WORK TO BE COMPLETED.
Find the lines holding the string "Polarity" in the data, then copy all of them.
== Segment start ==
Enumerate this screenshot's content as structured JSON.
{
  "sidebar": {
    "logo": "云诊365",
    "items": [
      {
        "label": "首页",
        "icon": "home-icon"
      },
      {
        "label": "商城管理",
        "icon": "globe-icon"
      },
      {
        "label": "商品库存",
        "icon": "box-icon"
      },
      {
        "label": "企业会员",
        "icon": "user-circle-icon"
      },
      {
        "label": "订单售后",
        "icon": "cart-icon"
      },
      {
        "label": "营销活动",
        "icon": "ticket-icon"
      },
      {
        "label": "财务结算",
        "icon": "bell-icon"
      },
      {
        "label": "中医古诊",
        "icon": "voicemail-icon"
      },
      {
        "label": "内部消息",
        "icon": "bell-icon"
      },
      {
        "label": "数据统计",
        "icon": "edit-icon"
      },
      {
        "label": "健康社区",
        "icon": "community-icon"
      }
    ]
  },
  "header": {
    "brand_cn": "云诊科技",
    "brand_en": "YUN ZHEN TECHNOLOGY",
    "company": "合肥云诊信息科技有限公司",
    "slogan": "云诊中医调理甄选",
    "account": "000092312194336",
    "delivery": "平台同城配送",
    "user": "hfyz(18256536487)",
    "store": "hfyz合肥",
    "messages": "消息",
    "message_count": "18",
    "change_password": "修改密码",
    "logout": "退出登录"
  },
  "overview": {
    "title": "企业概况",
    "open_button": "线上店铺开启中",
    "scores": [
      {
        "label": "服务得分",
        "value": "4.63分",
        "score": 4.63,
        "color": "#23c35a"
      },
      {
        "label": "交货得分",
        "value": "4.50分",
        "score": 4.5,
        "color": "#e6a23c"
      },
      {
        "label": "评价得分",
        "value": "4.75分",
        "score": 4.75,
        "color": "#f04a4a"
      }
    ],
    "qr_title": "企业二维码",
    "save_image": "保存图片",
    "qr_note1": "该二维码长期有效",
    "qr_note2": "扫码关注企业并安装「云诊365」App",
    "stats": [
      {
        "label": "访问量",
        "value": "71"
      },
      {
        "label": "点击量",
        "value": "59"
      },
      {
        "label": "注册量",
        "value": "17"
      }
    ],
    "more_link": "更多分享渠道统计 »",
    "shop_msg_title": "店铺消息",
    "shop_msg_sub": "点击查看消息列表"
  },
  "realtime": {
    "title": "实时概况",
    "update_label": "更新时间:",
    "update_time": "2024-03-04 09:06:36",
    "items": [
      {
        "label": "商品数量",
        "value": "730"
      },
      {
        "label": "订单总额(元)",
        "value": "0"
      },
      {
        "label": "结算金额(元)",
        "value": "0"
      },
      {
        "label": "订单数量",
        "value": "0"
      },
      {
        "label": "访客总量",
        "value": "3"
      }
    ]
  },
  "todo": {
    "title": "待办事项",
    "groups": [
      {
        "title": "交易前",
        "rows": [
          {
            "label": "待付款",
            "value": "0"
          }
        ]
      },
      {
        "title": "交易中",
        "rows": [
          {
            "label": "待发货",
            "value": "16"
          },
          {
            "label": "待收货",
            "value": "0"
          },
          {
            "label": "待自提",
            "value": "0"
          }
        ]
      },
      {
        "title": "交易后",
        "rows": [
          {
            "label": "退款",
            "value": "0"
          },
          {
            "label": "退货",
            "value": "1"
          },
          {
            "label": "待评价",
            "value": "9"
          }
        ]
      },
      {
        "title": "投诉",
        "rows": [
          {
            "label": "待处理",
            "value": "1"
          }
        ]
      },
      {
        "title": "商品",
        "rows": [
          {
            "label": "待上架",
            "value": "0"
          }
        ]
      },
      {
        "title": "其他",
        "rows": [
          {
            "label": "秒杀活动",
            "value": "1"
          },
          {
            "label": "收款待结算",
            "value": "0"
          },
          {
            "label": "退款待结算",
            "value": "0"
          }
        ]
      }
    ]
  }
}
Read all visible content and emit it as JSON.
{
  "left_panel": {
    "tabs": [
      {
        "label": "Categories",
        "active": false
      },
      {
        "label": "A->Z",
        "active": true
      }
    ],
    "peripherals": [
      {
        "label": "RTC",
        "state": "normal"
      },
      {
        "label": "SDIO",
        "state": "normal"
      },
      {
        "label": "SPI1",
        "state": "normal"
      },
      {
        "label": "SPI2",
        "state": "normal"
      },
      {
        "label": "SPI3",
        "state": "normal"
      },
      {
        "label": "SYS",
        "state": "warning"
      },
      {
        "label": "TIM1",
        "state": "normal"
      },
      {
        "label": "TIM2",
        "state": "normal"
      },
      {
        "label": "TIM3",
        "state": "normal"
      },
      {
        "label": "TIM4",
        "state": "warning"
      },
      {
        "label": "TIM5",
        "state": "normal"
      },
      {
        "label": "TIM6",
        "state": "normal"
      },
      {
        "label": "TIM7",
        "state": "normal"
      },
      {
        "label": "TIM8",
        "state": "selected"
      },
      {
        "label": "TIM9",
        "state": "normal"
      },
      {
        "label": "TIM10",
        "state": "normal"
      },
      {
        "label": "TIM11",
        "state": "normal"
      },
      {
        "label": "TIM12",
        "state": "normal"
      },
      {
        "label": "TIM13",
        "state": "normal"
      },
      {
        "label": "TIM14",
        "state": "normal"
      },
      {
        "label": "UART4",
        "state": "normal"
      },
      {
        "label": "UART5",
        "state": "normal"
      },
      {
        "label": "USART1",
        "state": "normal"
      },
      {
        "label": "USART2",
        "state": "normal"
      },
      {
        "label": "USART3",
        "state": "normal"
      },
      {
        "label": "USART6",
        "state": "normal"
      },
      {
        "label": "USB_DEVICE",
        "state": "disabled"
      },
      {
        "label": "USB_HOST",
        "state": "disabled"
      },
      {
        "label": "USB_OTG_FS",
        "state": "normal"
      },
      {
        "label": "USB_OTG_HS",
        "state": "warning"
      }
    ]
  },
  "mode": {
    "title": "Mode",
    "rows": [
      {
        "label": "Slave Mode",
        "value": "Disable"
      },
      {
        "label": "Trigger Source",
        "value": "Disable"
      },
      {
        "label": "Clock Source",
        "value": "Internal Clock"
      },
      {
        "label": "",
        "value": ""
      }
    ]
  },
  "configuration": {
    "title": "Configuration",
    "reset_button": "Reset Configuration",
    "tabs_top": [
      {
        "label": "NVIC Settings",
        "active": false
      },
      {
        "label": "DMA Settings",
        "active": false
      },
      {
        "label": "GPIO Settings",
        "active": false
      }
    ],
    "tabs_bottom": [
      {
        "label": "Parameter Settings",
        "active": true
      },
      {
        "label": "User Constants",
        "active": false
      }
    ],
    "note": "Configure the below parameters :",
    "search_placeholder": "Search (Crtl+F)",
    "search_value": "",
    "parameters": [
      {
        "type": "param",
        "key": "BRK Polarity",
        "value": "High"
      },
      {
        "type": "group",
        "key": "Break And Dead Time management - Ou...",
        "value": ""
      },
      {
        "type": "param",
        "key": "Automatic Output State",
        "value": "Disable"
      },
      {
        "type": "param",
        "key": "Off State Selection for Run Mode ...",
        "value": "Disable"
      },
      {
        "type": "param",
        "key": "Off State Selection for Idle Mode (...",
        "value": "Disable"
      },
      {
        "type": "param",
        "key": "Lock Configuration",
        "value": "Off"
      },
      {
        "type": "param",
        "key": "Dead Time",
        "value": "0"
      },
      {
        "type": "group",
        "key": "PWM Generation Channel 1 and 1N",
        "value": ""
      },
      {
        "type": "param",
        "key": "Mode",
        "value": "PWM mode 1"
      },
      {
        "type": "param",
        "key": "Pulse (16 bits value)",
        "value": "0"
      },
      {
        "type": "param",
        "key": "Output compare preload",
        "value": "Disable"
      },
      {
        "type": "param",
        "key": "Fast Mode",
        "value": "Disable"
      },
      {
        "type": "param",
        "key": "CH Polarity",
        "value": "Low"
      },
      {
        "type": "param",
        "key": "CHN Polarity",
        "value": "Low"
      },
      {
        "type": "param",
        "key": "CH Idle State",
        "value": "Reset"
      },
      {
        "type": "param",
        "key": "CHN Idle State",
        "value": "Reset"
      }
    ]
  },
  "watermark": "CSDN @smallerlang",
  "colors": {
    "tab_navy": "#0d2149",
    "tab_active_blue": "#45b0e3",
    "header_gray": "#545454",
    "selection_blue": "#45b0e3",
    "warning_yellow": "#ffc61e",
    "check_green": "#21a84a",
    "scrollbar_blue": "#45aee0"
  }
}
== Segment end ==
SOLUTION.
        "key": "BRK Polarity",
        "key": "CH Polarity",
        "key": "CHN Polarity",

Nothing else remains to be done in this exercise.